|Richard Hanna as Thomas Moore|
But they're dead, gone and buried while he's back - for a two week stint only - at Halifax's Atlantic FRINGE festival.
Thomas Moore (1779-1852) last played in Halifax early in the 19th century, his very last gig on his long tour of (the hated) America and (the loved) Canada.
But his spirit ( all 4 foot 8 of it) has been transponded into the 6 foot personage of Richard Hanna.
Richard has a harp just like Moore and a break-downable (for easy transport) oversized chair, to let today's audiences better visualize how small Moore really was, even in his day.
Like many small men, Moore adjusted successfully by always being neatly turned out (a dandy in fact) and by being extremely charming.
Moore's small size and pixie charm might well, Hanna believes, have kept him alive in troubled times, because Moore was a fierce and at times , vocal Irish Rebel when those words could mean "head on a stake" .
His good friend , the famous Irish leader and martyr Robert Emmett , successfully kept Moore from being too physically involved in Emmett's unsuccessful rebellions.
After Emmett's execution , Moore did much to make Emmett into a legend by writing poetry and songs about Emmett and his lady love, (Emmett was captured because he'd rather die than be far from her - a devotion Victorian romantics couldn't get enough of.)
Emmett was a wealthy Protestant Irishman who rebelled on behalf of poor Irish Catholics.
Moore was equally broadminded and as a Catholic married a Protestant woman - for which the narrow minded bigots in Irish nationalist circles forever despised him for.
Moore was very political and much of his writing was political - and unread today.
But he also guised his political feelings for Irish nationhood in the form of his famous songs and their bitter sweet melodies and lyrics that made him world famous among ordinary folk , then and now.
But among those of us more literary minded, his reputation has waned from its heights when he , Lord Byron and Walter Scott were the most famous triad in the Romantic playbook.
Yes, he was not wealthy - son of a grocer (rather like Margaret Thatcher) so he wrote for money. And wrote very well - dined at the homes of heirs to the thrones, and was an all around literary lion.
But then so did Scott and even Byron write for money, not to mention Beethoven.
(Beethoven even hacked his way through a couple of vanity lyrics from canadian amateurs...)
Hanna has spent ten years reviving interest in Moore the man, not just the melodies, and he feels Moore was a proponent of tolerance and multi-culturalism for Ireland, about 175 years before its time.
With due respect, after attending Hanna's "Melody Moore Show", I feel that Hanna is selling Moore short.
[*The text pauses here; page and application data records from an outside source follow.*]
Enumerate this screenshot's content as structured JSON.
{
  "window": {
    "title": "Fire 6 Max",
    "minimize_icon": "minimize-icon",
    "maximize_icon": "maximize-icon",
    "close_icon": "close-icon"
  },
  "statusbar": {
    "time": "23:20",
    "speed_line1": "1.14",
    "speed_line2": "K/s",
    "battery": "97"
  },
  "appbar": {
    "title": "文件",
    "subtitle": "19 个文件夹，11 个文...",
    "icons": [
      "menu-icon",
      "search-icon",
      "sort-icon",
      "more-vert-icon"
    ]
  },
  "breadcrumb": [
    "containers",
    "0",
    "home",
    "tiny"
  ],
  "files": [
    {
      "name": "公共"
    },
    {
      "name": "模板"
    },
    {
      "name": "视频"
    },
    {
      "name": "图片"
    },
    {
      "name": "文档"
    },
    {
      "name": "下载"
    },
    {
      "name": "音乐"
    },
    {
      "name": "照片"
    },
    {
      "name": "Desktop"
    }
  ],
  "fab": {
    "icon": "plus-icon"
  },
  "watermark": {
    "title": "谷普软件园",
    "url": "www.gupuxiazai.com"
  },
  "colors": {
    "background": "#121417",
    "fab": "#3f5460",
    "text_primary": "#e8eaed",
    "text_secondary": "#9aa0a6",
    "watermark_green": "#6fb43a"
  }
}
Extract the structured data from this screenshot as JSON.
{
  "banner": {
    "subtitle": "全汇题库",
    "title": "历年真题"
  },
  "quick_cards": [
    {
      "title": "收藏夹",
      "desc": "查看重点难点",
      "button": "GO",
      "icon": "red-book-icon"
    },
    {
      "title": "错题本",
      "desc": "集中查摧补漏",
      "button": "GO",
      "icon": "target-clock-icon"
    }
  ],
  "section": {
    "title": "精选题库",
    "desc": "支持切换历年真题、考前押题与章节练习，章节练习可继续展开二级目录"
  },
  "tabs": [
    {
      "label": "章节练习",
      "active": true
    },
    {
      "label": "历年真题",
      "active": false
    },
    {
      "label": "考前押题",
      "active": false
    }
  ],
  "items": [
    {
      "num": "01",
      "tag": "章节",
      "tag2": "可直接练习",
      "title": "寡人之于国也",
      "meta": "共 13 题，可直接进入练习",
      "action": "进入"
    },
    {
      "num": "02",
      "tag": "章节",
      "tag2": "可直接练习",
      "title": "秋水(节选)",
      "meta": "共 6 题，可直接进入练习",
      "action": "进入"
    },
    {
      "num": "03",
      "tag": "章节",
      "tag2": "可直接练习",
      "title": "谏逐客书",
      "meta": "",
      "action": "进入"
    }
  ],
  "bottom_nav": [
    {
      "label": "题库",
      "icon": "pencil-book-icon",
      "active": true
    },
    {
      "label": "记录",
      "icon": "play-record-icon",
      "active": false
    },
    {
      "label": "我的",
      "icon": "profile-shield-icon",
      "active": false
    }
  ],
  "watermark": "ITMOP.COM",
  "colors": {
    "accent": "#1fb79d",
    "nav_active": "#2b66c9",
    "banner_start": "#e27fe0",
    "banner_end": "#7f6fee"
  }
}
Moore is regarded as Ireland's national poet which means in practise he is a footnote in general literature studies and only studied in Irish Studies, where as Hanna points out, he remains a controversial figure rather than a truly uniting force as Robbie Burns is in Scotland.
Hanna wants to make Moore a Post-Troubles unifying figure, the national poet for Irish of all - or no - faiths.
Moore is the poet of Emigration
But I think of Moore as the poet laureate of Emigration - in the 19th century for sure, but even for today.
Emigration is ageless but not until the 19th century did millions of people world wide emigrate to other continents thousands of miles away rather than to a new home a hundred miles along.
Some emigrated involuntarily as slaves or as indentured servants, many went on their own free will.
Think about that for a minute.
For all but the extremely well-to-do had to leave home and kin with little reasonable prospects of seeing or hearing from family and friends ever again.
No cheap fast reliable international mail, no cheap photographs, no telephones or fast cheap air flights or Skype internet.
The heartbreak at dockside may seem exaggerated today but the anguish was real.
That pain never really went away but Moore's bitter sweet melodies and lyrics (intended to convey only the lost of a freed Ireland) was like sad balm for millions torn from home and longing to again "see the old folks at home".
Yes : no Moore, no Stephen Foster. And throw out 90 % of all those sentimental parlor ballads that still define the Victorian age so well.
Truth be known, most of us don't ever read Byron or Scott ( while we still hum Moore), but we know all their names while we don't know Moore's, because Scott and Byron have become symbols of larger forces than just literature.
We study them in many other areas at university - to explain this huge think called "Romanticism , the Worldview".
Scott gets blamed - fairly accurately - for inspiring the Civil War on the Southern side ; Mick Jagger's fame is explained away as warmed-over Byron.
But Victorian sentimentality is as least as important as Greek Independence, now that we are all have had our consciousness raised - right ladies ? - and you can't begin to explain it, without bringing in Thomas Moore.
Thomas "Melody" Moore the legend does need to be revived - Hanna is doing a damn find job of doing so - definitely go and see him whenever he comes to your town !
(At Halifax's North Street Church theatre all this week - see Atlantic Fringe website for showtimes.)